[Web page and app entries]
%%
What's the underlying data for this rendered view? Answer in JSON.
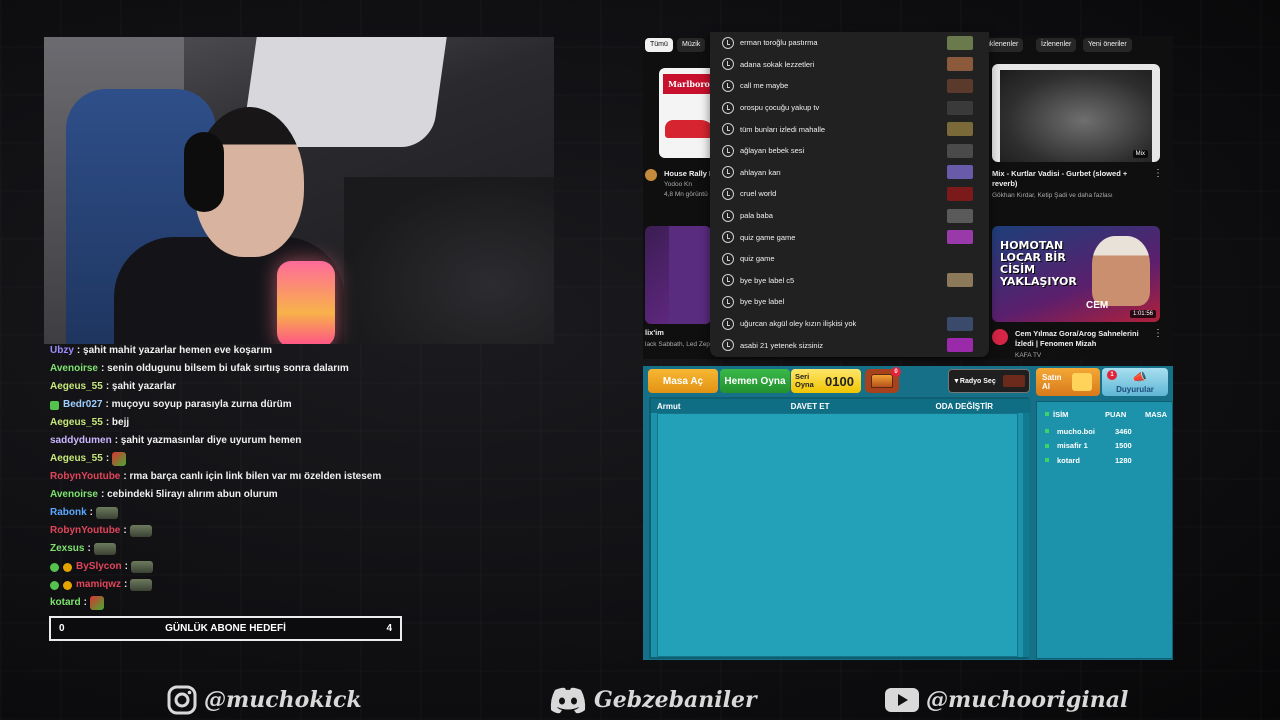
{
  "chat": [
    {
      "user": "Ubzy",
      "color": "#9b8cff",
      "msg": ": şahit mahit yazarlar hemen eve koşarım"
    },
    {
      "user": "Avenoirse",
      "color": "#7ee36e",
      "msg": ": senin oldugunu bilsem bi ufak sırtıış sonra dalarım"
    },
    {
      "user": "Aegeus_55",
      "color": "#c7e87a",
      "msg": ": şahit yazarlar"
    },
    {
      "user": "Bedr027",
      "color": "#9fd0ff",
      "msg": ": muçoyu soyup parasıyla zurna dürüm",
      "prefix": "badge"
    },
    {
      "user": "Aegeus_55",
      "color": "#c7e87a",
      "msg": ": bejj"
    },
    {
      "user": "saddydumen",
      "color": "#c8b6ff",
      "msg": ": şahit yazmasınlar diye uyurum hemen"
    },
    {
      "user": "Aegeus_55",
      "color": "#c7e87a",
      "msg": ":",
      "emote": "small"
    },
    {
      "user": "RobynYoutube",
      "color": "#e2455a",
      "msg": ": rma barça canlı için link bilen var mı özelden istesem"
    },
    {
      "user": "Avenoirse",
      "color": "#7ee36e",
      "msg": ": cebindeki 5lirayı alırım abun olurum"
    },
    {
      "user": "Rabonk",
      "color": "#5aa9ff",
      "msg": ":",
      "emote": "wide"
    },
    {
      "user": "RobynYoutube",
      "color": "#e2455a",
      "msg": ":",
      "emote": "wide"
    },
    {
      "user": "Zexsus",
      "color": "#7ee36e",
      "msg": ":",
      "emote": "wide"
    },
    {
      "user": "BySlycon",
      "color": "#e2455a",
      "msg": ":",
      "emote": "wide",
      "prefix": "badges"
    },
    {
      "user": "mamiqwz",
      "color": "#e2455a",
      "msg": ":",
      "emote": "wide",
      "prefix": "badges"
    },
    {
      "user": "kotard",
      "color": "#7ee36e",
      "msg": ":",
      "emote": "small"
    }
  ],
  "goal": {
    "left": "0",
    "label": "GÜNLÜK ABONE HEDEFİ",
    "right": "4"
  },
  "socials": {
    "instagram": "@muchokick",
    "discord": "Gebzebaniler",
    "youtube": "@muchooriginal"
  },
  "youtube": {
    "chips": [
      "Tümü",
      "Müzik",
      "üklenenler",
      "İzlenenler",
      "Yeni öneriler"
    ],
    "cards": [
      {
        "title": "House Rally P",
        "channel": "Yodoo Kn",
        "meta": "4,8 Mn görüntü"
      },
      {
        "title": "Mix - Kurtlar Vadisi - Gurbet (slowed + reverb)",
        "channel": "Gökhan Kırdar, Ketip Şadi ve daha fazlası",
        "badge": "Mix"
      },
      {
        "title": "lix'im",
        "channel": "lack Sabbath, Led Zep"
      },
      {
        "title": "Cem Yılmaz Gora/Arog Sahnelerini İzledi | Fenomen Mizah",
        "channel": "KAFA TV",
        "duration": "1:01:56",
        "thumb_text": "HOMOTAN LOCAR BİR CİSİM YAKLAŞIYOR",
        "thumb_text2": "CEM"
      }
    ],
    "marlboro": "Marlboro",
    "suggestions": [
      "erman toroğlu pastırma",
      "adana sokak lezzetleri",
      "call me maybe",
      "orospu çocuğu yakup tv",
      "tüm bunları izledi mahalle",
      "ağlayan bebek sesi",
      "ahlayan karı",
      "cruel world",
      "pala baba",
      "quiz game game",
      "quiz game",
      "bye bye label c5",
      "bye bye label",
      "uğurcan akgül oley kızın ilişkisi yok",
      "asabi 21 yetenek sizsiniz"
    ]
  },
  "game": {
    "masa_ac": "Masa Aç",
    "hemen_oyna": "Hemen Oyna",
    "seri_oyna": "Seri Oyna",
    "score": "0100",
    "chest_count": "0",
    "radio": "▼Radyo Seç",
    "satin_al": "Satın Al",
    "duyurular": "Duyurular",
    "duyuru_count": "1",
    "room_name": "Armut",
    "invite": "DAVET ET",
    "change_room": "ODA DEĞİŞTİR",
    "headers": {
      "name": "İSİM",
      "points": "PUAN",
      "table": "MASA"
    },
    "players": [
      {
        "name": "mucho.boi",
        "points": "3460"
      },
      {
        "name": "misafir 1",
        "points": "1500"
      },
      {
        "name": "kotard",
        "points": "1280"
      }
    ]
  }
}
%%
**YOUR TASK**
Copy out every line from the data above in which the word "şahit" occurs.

**RESPONSE AREA**
      "msg": ": şahit mahit yazarlar hemen eve koşarım"
      "msg": ": şahit yazarlar"
      "msg": ": şahit yazmasınlar diye uyurum hemen"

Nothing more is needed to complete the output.